Spontaneous remission of cancer, drugs from bugs, what do these two recent news articles published on the same day have in common? Outliers. Finding extraordinary health results in the ordinary and natural. My colleague Eric Nelson from northern California explores this topic in an article published in Communities Digital News April 14, 2014. In the Wisconsin State Journal on April 14, 2014 health reporter David Wahlberg tells about UW Madison researcher Cameron Currie and colleagues receiving a $16 million grant to discover what bugs may offer in treating drug-resistant infections. Both stories suggest outliers may carry the key to better health. An excerpt from Nelson’s article is found below. Click at the bottom for a link to Eric’s full article.
By Eric Nelson — When asked during a recent AMA (“Ask Me Anything”) interview on Reddit what he thought about spontaneous remission of cancer, David Agus, M.D., was quick to respond: “We need to focus on outliers. The physics world has learned the most by explaining the outliers. We have ignored them unfortunately.”

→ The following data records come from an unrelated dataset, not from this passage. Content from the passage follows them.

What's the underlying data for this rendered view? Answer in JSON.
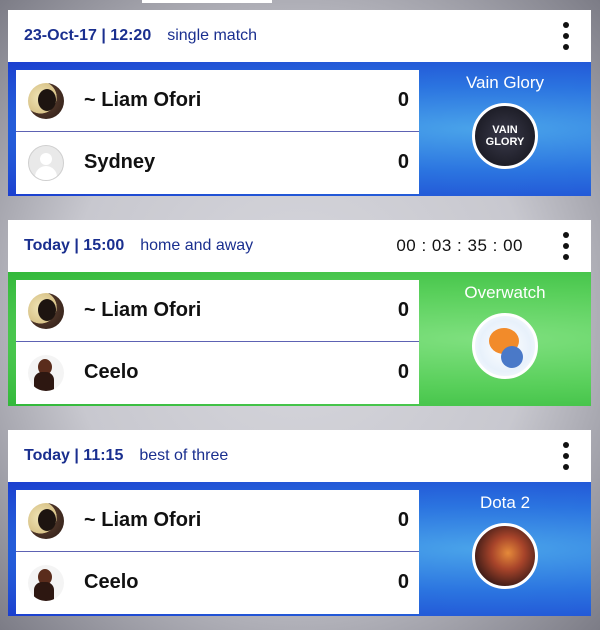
{
  "matches": [
    {
      "date": "23-Oct-17 | 12:20",
      "mode": "single match",
      "timer": "",
      "players": [
        {
          "name": "~ Liam Ofori",
          "score": "0"
        },
        {
          "name": "Sydney",
          "score": "0"
        }
      ],
      "game": {
        "name": "Vain Glory",
        "logo_text_1": "VAIN",
        "logo_text_2": "GLORY"
      },
      "accent": "#1b3fcf"
    },
    {
      "date": "Today | 15:00",
      "mode": "home and away",
      "timer": "00 : 03 : 35 : 00",
      "players": [
        {
          "name": "~ Liam Ofori",
          "score": "0"
        },
        {
          "name": "Ceelo",
          "score": "0"
        }
      ],
      "game": {
        "name": "Overwatch"
      },
      "accent": "#32b83a"
    },
    {
      "date": "Today | 11:15",
      "mode": "best of three",
      "timer": "",
      "players": [
        {
          "name": "~ Liam Ofori",
          "score": "0"
        },
        {
          "name": "Ceelo",
          "score": "0"
        }
      ],
      "game": {
        "name": "Dota 2"
      },
      "accent": "#1b3fcf"
    }
  ],
  "icons": {
    "menu": "more-vert-icon",
    "default_avatar": "user-placeholder-icon"
  }
}
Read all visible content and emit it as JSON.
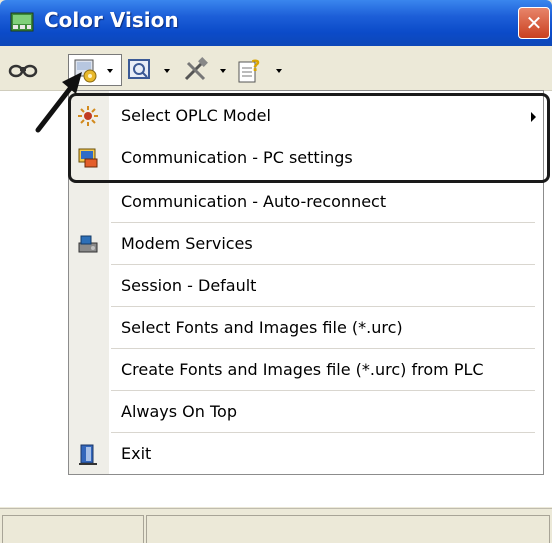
{
  "window": {
    "title": "Color Vision",
    "close_glyph": "✕"
  },
  "toolbar": {
    "buttons": [
      {
        "icon": "binoculars-icon"
      },
      {
        "icon": "plc-settings-icon",
        "pressed": true,
        "has_dropdown": true
      },
      {
        "icon": "screen-icon",
        "has_dropdown": true
      },
      {
        "icon": "tools-icon",
        "has_dropdown": true
      },
      {
        "icon": "help-icon",
        "has_dropdown": true
      }
    ]
  },
  "menu": {
    "items": [
      {
        "label": "Select OPLC Model",
        "icon": "plc-model-icon",
        "has_submenu": true
      },
      {
        "label": "Communication - PC settings",
        "icon": "pc-settings-icon"
      },
      {
        "label": "Communication - Auto-reconnect",
        "icon": ""
      },
      {
        "label": "Modem Services",
        "icon": "modem-icon"
      },
      {
        "label": "Session - Default",
        "icon": ""
      },
      {
        "label": "Select Fonts and Images file (*.urc)",
        "icon": ""
      },
      {
        "label": "Create Fonts and Images file (*.urc) from PLC",
        "icon": ""
      },
      {
        "label": "Always On Top",
        "icon": ""
      },
      {
        "label": "Exit",
        "icon": "exit-icon"
      }
    ]
  },
  "colors": {
    "titlebar": "#0b4bc9",
    "close": "#d9542b",
    "highlight_border": "#1a1a1a"
  }
}
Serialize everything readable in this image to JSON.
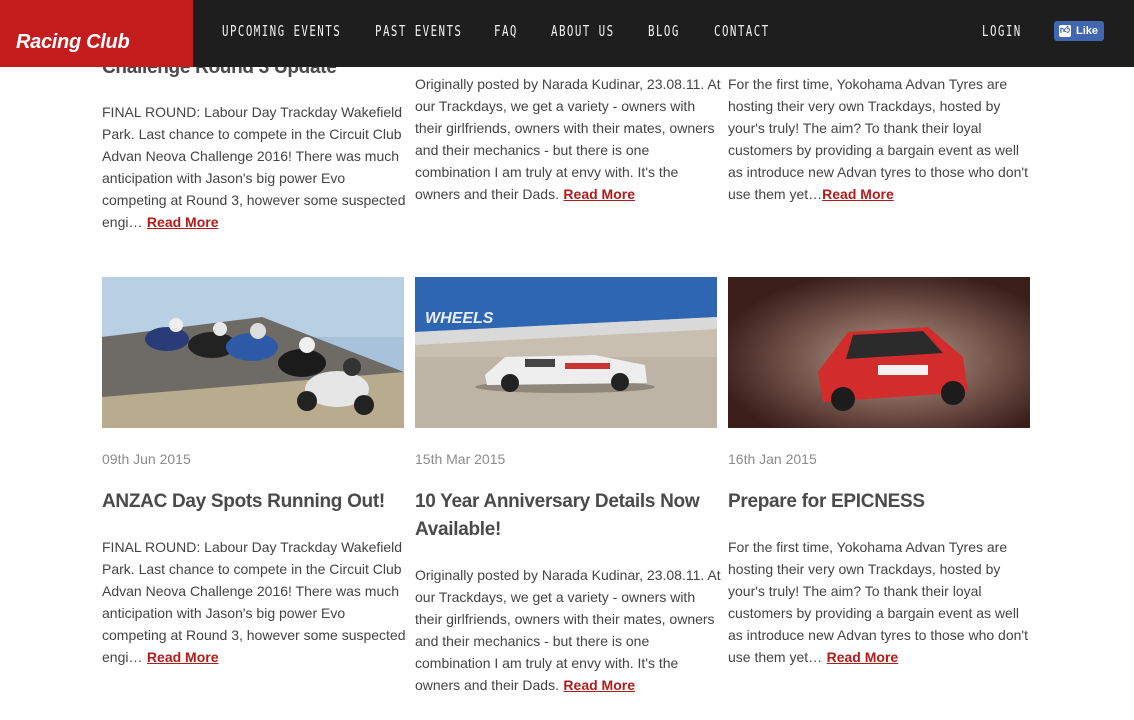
{
  "brand": {
    "name": "Racing Club",
    "color": "#c41c1c"
  },
  "nav": {
    "items": [
      {
        "label": "UPCOMING EVENTS"
      },
      {
        "label": "PAST EVENTS"
      },
      {
        "label": "FAQ"
      },
      {
        "label": "ABOUT US"
      },
      {
        "label": "BLOG"
      },
      {
        "label": "CONTACT"
      }
    ],
    "login": "LOGIN",
    "fb_like": "Like"
  },
  "read_more": "Read More",
  "top_row": [
    {
      "title_fragment": "Challenge Round 3 Update",
      "excerpt": "FINAL ROUND: Labour Day Trackday Wakefield Park. Last chance to compete in the Circuit Club Advan Neova Challenge 2016! There was much anticipation with Jason's big power Evo competing at Round 3, however some suspected engi…"
    },
    {
      "excerpt": "Originally posted by Narada Kudinar, 23.08.11. At our Trackdays, we get a variety - owners with their girlfriends, owners with their mates, owners and their mechanics - but there is one combination I am truly at envy with. It's the owners and their Dads."
    },
    {
      "excerpt": "For the first time, Yokohama Advan Tyres are hosting their very own Trackdays, hosted by your's truly! The aim? To thank their loyal customers by providing a bargain event as well as introduce new Advan tyres to those who don't use them yet…"
    }
  ],
  "posts": [
    {
      "date": "09th Jun 2015",
      "title": "ANZAC Day Spots Running Out!",
      "excerpt": "FINAL ROUND: Labour Day Trackday Wakefield Park. Last chance to compete in the Circuit Club Advan Neova Challenge 2016! There was much anticipation with Jason's big power Evo competing at Round 3, however some suspected engi…",
      "image": "motorcycles-racing-photo"
    },
    {
      "date": "15th Mar 2015",
      "title": "10 Year Anniversary Details Now Available!",
      "excerpt": "Originally posted by Narada Kudinar, 23.08.11. At our Trackdays, we get a variety - owners with their girlfriends, owners with their mates, owners and their mechanics - but there is one combination I am truly at envy with. It's the owners and their Dads.",
      "image": "prototype-race-car-photo",
      "image_text": "WHEELS"
    },
    {
      "date": "16th Jan 2015",
      "title": "Prepare for EPICNESS",
      "excerpt": "For the first time, Yokohama Advan Tyres are hosting their very own Trackdays, hosted by your's truly! The aim? To thank their loyal customers by providing a bargain event as well as introduce new Advan tyres to those who don't use them yet…",
      "image": "rally-car-photo"
    }
  ]
}
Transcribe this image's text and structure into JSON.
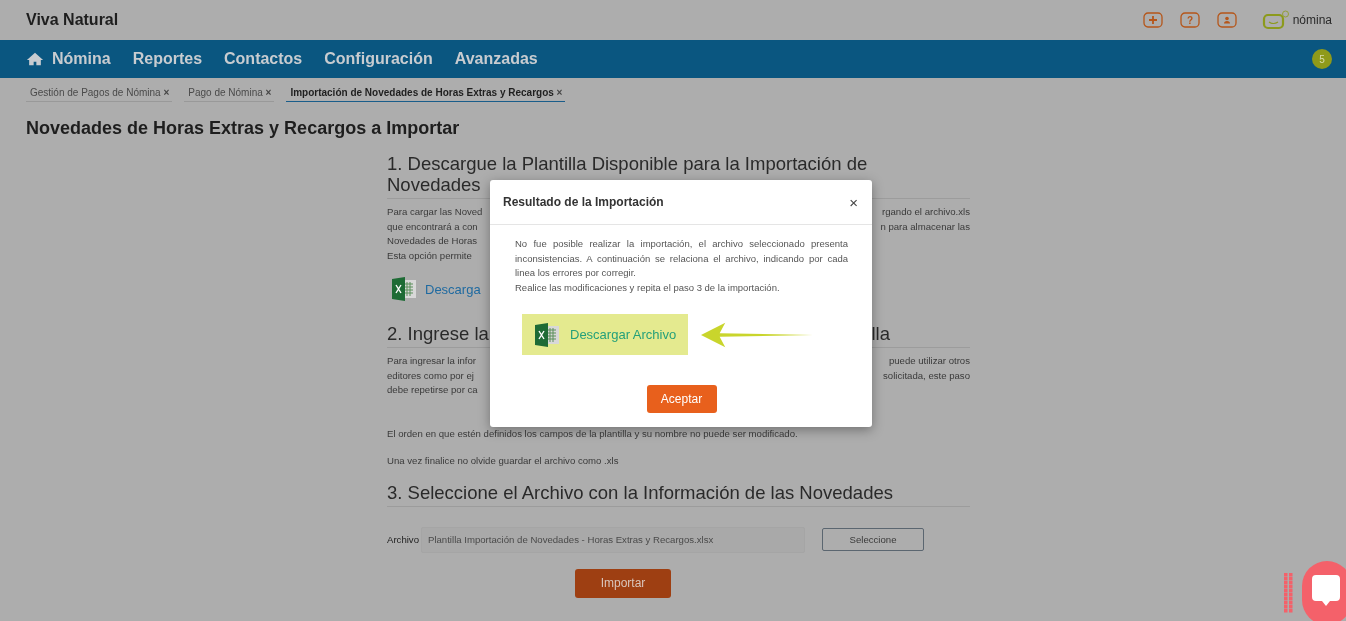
{
  "header": {
    "company": "Viva Natural",
    "actions": [
      {
        "kind": "plus"
      },
      {
        "kind": "help",
        "glyph": "?"
      },
      {
        "kind": "user"
      }
    ],
    "product": "nómina"
  },
  "nav": {
    "items": [
      {
        "label": "Nómina",
        "kind": "home"
      },
      {
        "label": "Reportes"
      },
      {
        "label": "Contactos"
      },
      {
        "label": "Configuración"
      },
      {
        "label": "Avanzadas"
      }
    ],
    "badge": "5"
  },
  "tabs": [
    {
      "label": "Gestión de Pagos de Nómina",
      "close": "×",
      "selected": false
    },
    {
      "label": "Pago de Nómina",
      "close": "×",
      "selected": false
    },
    {
      "label": "Importación de Novedades de Horas Extras y Recargos",
      "close": "×",
      "selected": true
    }
  ],
  "page_title": "Novedades de Horas Extras y Recargos a Importar",
  "sections": [
    {
      "heading": [
        {
          "text": "1. Descargue la Plantilla Disponible para la Importación de"
        },
        {
          "text": "Novedades"
        }
      ],
      "paragraphs": [
        [
          {
            "text": "Para cargar las Noved",
            "right": "rgando el archivo.xls"
          },
          {
            "text": "que encontrará a con",
            "right": "n para almacenar las"
          },
          {
            "text": "Novedades de Horas"
          },
          {
            "text": "Esta opción permite"
          }
        ]
      ],
      "link": "Descarga"
    },
    {
      "heading": [
        {
          "text": "2. Ingrese la",
          "right": "lla"
        }
      ],
      "paragraphs": [
        [
          {
            "text": "Para ingresar la infor",
            "right": "puede utilizar otros"
          },
          {
            "text": "editores como por ej",
            "right": "solicitada, este paso"
          },
          {
            "text": "debe repetirse por ca"
          }
        ],
        [
          {
            "text": "El orden en que estén definidos los campos de la plantilla y su nombre no puede ser modificado."
          }
        ],
        [
          {
            "text": "Una vez finalice no olvide guardar el archivo como .xls"
          }
        ]
      ]
    },
    {
      "heading": [
        {
          "text": "3. Seleccione el Archivo con la Información de las Novedades"
        }
      ],
      "file": {
        "label": "Archivo",
        "value": "Plantilla Importación de Novedades - Horas Extras y Recargos.xlsx",
        "button": "Seleccione"
      }
    }
  ],
  "import_button": "Importar",
  "dialog": {
    "title": "Resultado de la Importación",
    "close": "×",
    "message": "No fue posible realizar la importación, el archivo seleccionado presenta inconsistencias. A continuación se relaciona el archivo, indicando por cada linea los errores por corregir.",
    "note": "Realice las modificaciones y repita el paso 3 de la importación.",
    "download": "Descargar Archivo",
    "ok": "Aceptar"
  }
}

Outliers – in medical parlance, something that stands apart from the rest, as in the physical recovery from disease or injury that is effected through unexpected or unexplainable means – are at once good news and bad news for people who study these kinds of things. Good news because it’s always nice to see someone get better, regardless of how it happens. Bad news because they force us, often reluctantly, to give up the old for the new as it relates to our perception of how the body heals, which may explain why such data are often ignored.
Unfortunately, this tendency to deny the potential significance of even the smallest bit of evidence could very well be what’s keeping us from making greater headway in the treatment of disease. When asked how cancer research is progressing, for instance, Agus, author of The End of Illness and co-founder of Navigenics, a personalized medicine company, didn’t mince words: “Not well enough!”